##### Raw data

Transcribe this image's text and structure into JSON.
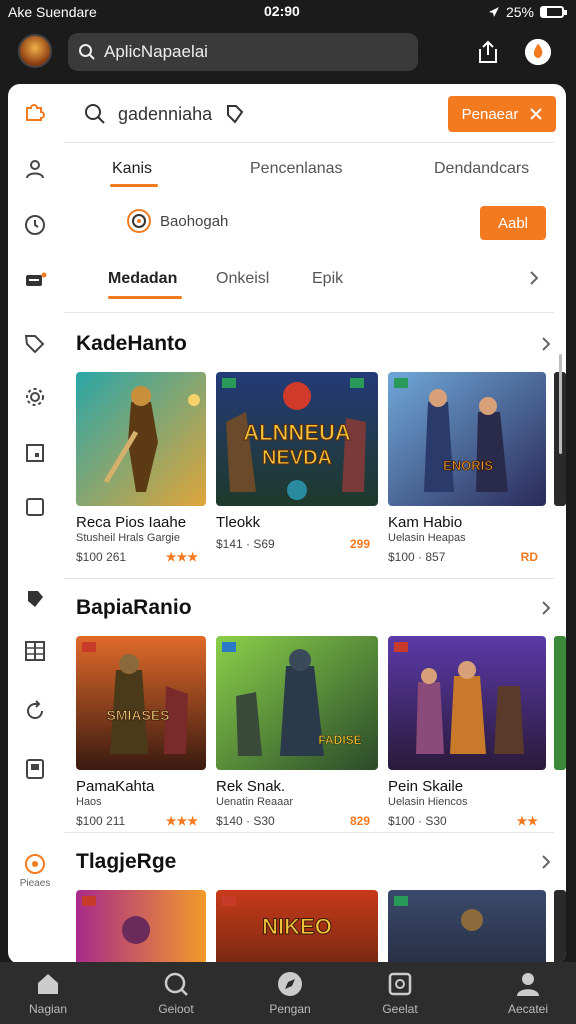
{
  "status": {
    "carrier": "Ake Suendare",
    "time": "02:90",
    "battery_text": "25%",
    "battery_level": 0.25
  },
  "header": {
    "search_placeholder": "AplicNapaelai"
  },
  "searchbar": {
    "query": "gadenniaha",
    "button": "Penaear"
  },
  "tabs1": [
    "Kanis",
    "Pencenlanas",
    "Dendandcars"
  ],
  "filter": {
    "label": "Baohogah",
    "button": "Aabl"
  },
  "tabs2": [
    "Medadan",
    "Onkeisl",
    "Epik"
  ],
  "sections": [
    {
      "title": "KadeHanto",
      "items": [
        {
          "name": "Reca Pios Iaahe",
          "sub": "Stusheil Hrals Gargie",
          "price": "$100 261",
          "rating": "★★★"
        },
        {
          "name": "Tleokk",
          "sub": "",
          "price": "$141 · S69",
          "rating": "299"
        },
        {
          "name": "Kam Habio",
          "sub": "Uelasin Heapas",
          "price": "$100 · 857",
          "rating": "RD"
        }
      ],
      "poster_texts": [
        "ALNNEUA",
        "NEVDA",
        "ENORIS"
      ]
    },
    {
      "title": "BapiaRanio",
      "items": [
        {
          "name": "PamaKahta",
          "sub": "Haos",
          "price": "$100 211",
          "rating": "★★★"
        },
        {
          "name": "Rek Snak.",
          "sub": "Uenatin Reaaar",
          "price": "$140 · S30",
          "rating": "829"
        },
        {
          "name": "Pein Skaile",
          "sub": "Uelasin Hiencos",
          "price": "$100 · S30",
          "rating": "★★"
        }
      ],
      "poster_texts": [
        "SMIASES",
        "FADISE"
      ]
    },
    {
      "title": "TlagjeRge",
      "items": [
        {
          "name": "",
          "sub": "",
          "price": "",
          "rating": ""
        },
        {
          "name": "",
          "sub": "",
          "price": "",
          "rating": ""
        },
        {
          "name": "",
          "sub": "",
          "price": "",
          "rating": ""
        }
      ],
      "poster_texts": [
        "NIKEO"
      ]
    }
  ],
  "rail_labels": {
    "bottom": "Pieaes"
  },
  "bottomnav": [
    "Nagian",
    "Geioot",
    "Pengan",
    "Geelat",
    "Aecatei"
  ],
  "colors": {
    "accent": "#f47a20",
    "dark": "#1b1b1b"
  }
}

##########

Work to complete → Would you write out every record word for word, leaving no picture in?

Task solution →
Transcribe this image's text and structure into JSON.
{
  "status": {
    "carrier": "Ake Suendare",
    "time": "02:90",
    "battery_text": "25%",
    "battery_level": 0.25
  },
  "header": {
    "search_placeholder": "AplicNapaelai"
  },
  "searchbar": {
    "query": "gadenniaha",
    "button": "Penaear"
  },
  "tabs1": [
    "Kanis",
    "Pencenlanas",
    "Dendandcars"
  ],
  "filter": {
    "label": "Baohogah",
    "button": "Aabl"
  },
  "tabs2": [
    "Medadan",
    "Onkeisl",
    "Epik"
  ],
  "sections": [
    {
      "title": "KadeHanto",
      "items": [
        {
          "name": "Reca Pios Iaahe",
          "sub": "Stusheil Hrals Gargie",
          "price": "$100 261",
          "rating": "★★★"
        },
        {
          "name": "Tleokk",
          "sub": "",
          "price": "$141 · S69",
          "rating": "299"
        },
        {
          "name": "Kam Habio",
          "sub": "Uelasin Heapas",
          "price": "$100 · 857",
          "rating": "RD"
        }
      ],
      "poster_texts": [
        "ALNNEUA",
        "NEVDA",
        "ENORIS"
      ]
    },
    {
      "title": "BapiaRanio",
      "items": [
        {
          "name": "PamaKahta",
          "sub": "Haos",
          "price": "$100 211",
          "rating": "★★★"
        },
        {
          "name": "Rek Snak.",
          "sub": "Uenatin Reaaar",
          "price": "$140 · S30",
          "rating": "829"
        },
        {
          "name": "Pein Skaile",
          "sub": "Uelasin Hiencos",
          "price": "$100 · S30",
          "rating": "★★"
        }
      ],
      "poster_texts": [
        "SMIASES",
        "FADISE"
      ]
    },
    {
      "title": "TlagjeRge",
      "items": [
        {
          "name": "",
          "sub": "",
          "price": "",
          "rating": ""
        },
        {
          "name": "",
          "sub": "",
          "price": "",
          "rating": ""
        },
        {
          "name": "",
          "sub": "",
          "price": "",
          "rating": ""
        }
      ],
      "poster_texts": [
        "NIKEO"
      ]
    }
  ],
  "rail_labels": {
    "bottom": "Pieaes"
  },
  "bottomnav": [
    "Nagian",
    "Geioot",
    "Pengan",
    "Geelat",
    "Aecatei"
  ],
  "colors": {
    "accent": "#f47a20",
    "dark": "#1b1b1b"
  }
}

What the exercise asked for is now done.